Document Type


Degree Name


Organizational Unit

Daniel Felix Ritchie School of Engineering and Computer Science, Mechanical and Materials Engineering

First Advisor

Maciej Kumosa, Ph.D.

Second Advisor

Davor Balzar

Third Advisor

Yun Bo Yi

Fourth Advisor

Ali Azadani

Fifth Advisor

Margareta Stefanovic

Sixth Advisor

Paul Predecki

Seventh Advisor

Eric Bosze


Carbon fiber composite, Galvanic corrosion, High voltage, Power transmission line


Aluminum/carbon composite systems can have outstanding mechanical properties. Aluminum and carbon fiber reinforced polymer matrix composites (CFRP) are typically considered corrosion resistant when used alone, but can develop severe galvanic corrosion when in physical contact in the same component or structure.

General engineering practice is to avoid contact between aluminum and CFRP in any application where moisture may be present, but it is still of great importance to understand the consequences if the two materials accidentally become in contact. There may also be applications where a low rate of galvanic corrosion is acceptable.

This dissertation contributes unique experimental and numerical approaches to improve the fundamental understanding of galvanic corrosion in aluminum/carbon composite systems, with particular focus on rate limiting control mechanisms in a high-temperature low-sag bare overhead transmission line conductor utilizing a CFRP load bearing core.

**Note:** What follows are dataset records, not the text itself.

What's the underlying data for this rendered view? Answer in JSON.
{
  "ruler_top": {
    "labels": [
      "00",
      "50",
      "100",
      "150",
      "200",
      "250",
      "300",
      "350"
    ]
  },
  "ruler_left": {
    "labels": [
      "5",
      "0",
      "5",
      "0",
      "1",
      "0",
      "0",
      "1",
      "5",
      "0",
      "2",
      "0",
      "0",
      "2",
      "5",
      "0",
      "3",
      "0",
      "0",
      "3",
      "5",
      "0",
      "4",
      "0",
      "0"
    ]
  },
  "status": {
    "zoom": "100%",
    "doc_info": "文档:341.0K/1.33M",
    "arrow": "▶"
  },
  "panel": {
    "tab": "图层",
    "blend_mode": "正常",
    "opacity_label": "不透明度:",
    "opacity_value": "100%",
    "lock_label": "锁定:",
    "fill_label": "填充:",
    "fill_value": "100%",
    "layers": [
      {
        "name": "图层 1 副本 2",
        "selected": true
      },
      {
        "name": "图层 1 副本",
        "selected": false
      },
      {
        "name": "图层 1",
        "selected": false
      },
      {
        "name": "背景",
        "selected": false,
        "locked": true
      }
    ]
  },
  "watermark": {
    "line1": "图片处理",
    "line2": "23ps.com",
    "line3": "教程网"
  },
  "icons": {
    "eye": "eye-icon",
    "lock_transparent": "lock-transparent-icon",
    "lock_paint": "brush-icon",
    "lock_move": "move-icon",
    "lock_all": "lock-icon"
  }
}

The improved understanding was accomplished partially by the development of a novel assessment method for the in-situ galvanic corrosion testing of bare overhead conductors of various designs. The method allows for real-time measurements of galvanic corrosion currents while retaining the original geometry of the conductors.

One of the most important findings is that the galvanic corrosion is under cathodic control, which means that the total galvanic corrosion rate is determined by the exposed carbon area, and independent of the exposed aluminum area. Another important finding is that the galvanic corrosion process is under diffusion control, which means that the total galvanic corrosion rate is mainly controlled by the rate at which oxygen arrives at the carbon surface. The implication of these findings is that the geometry of the component or structure can affect the galvanic corrosion rate by orders of magnitude.

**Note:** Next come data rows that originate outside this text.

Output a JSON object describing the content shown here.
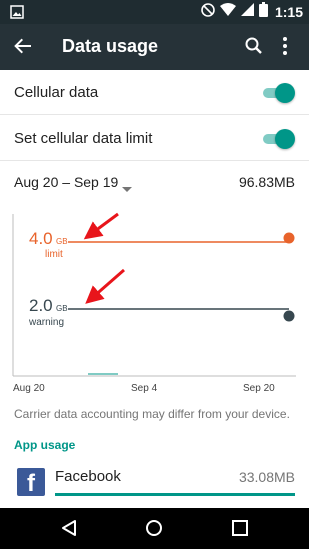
{
  "status_bar": {
    "time": "1:15",
    "icons": [
      "image-icon",
      "dnd-icon",
      "wifi-icon",
      "cellular-icon",
      "battery-icon"
    ]
  },
  "app_bar": {
    "title": "Data usage",
    "icons": [
      "back-arrow-icon",
      "search-icon",
      "more-vert-icon"
    ]
  },
  "settings": {
    "cellular_data": {
      "label": "Cellular data",
      "enabled": true
    },
    "data_limit": {
      "label": "Set cellular data limit",
      "enabled": true
    }
  },
  "cycle": {
    "range": "Aug 20 – Sep 19",
    "total": "96.83MB"
  },
  "chart_data": {
    "type": "line",
    "x_ticks": [
      "Aug 20",
      "Sep 4",
      "Sep 20"
    ],
    "limit": {
      "value": "4.0",
      "unit": "GB",
      "label": "limit",
      "color": "#e8632b"
    },
    "warning": {
      "value": "2.0",
      "unit": "GB",
      "label": "warning",
      "color": "#37474f"
    },
    "usage_color": "#80cbc4"
  },
  "disclaimer": "Carrier data accounting may differ from your device.",
  "app_usage": {
    "header": "App usage",
    "apps": [
      {
        "name": "Facebook",
        "amount": "33.08MB",
        "fraction": 1.0
      }
    ]
  },
  "colors": {
    "accent": "#009688",
    "annotation_arrow": "#e8151b"
  },
  "nav_bar": {
    "icons": [
      "back-triangle-icon",
      "home-circle-icon",
      "recents-square-icon"
    ]
  }
}
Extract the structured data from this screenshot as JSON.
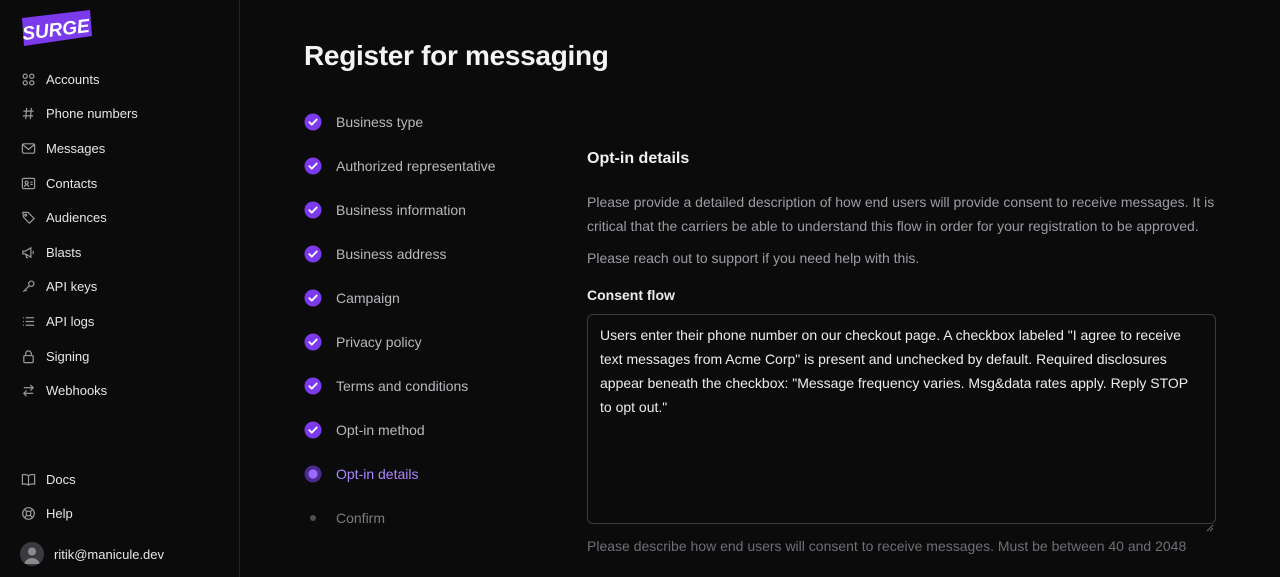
{
  "brand": {
    "logo_text": "SURGE",
    "accent": "#7c3aed"
  },
  "sidebar": {
    "items": [
      {
        "label": "Accounts",
        "icon": "accounts-icon"
      },
      {
        "label": "Phone numbers",
        "icon": "hash-icon"
      },
      {
        "label": "Messages",
        "icon": "mail-icon"
      },
      {
        "label": "Contacts",
        "icon": "contact-card-icon"
      },
      {
        "label": "Audiences",
        "icon": "tag-icon"
      },
      {
        "label": "Blasts",
        "icon": "megaphone-icon"
      },
      {
        "label": "API keys",
        "icon": "key-icon"
      },
      {
        "label": "API logs",
        "icon": "list-icon"
      },
      {
        "label": "Signing",
        "icon": "lock-icon"
      },
      {
        "label": "Webhooks",
        "icon": "arrows-icon"
      }
    ],
    "bottom_items": [
      {
        "label": "Docs",
        "icon": "book-icon"
      },
      {
        "label": "Help",
        "icon": "help-icon"
      }
    ],
    "user": {
      "email": "ritik@manicule.dev"
    }
  },
  "page": {
    "title": "Register for messaging"
  },
  "steps": [
    {
      "label": "Business type",
      "status": "done"
    },
    {
      "label": "Authorized representative",
      "status": "done"
    },
    {
      "label": "Business information",
      "status": "done"
    },
    {
      "label": "Business address",
      "status": "done"
    },
    {
      "label": "Campaign",
      "status": "done"
    },
    {
      "label": "Privacy policy",
      "status": "done"
    },
    {
      "label": "Terms and conditions",
      "status": "done"
    },
    {
      "label": "Opt-in method",
      "status": "done"
    },
    {
      "label": "Opt-in details",
      "status": "current"
    },
    {
      "label": "Confirm",
      "status": "pending"
    }
  ],
  "optin": {
    "heading": "Opt-in details",
    "description": "Please provide a detailed description of how end users will provide consent to receive messages. It is critical that the carriers be able to understand this flow in order for your registration to be approved.",
    "support_note": "Please reach out to support if you need help with this.",
    "consent_label": "Consent flow",
    "consent_value": "Users enter their phone number on our checkout page. A checkbox labeled \"I agree to receive text messages from Acme Corp\" is present and unchecked by default. Required disclosures appear beneath the checkbox: \"Message frequency varies. Msg&data rates apply. Reply STOP to opt out.\"",
    "helper": "Please describe how end users will consent to receive messages. Must be between 40 and 2048"
  }
}
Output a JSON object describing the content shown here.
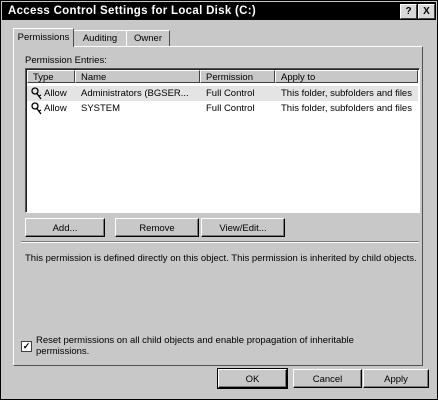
{
  "window": {
    "title": "Access Control Settings for Local Disk (C:)"
  },
  "titlebar_buttons": {
    "help": "?",
    "close": "X"
  },
  "tabs": [
    {
      "label": "Permissions",
      "active": true
    },
    {
      "label": "Auditing",
      "active": false
    },
    {
      "label": "Owner",
      "active": false
    }
  ],
  "permission_entries": {
    "label": "Permission Entries:",
    "columns": [
      "Type",
      "Name",
      "Permission",
      "Apply to"
    ],
    "rows": [
      {
        "icon": "key-icon",
        "type": "Allow",
        "name": "Administrators (BGSER...",
        "permission": "Full Control",
        "apply_to": "This folder, subfolders and files",
        "selected": true
      },
      {
        "icon": "key-icon",
        "type": "Allow",
        "name": "SYSTEM",
        "permission": "Full Control",
        "apply_to": "This folder, subfolders and files",
        "selected": false
      }
    ]
  },
  "buttons": {
    "add": "Add...",
    "remove": "Remove",
    "view_edit": "View/Edit..."
  },
  "description": "This permission is defined directly on this object. This permission is inherited by child objects.",
  "reset_option": {
    "checked": true,
    "mark": "✓",
    "label": "Reset permissions on all child objects and enable propagation of inheritable permissions."
  },
  "footer": {
    "ok": "OK",
    "cancel": "Cancel",
    "apply": "Apply"
  }
}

The dissertation work has also included the development of a structural health monitoring method for CFRP supported overhead conductors using Time Domain Reflectometry (TDR).

This comprehensive research has significantly contributed to the increased acceptance of CFRP supported bare overhead conductors in both the United States and worldwide. The knowledge gained in this study is already aiding the evaluation of existing conductor designs and the development of future ones.

Publication Statement

Copyright is held by the author. User is responsible for all copyright compliance.

Rights Holder

Eva Hakansson


Received from ProQuest

File Format




File Size

349 p.


Mechanical Engineering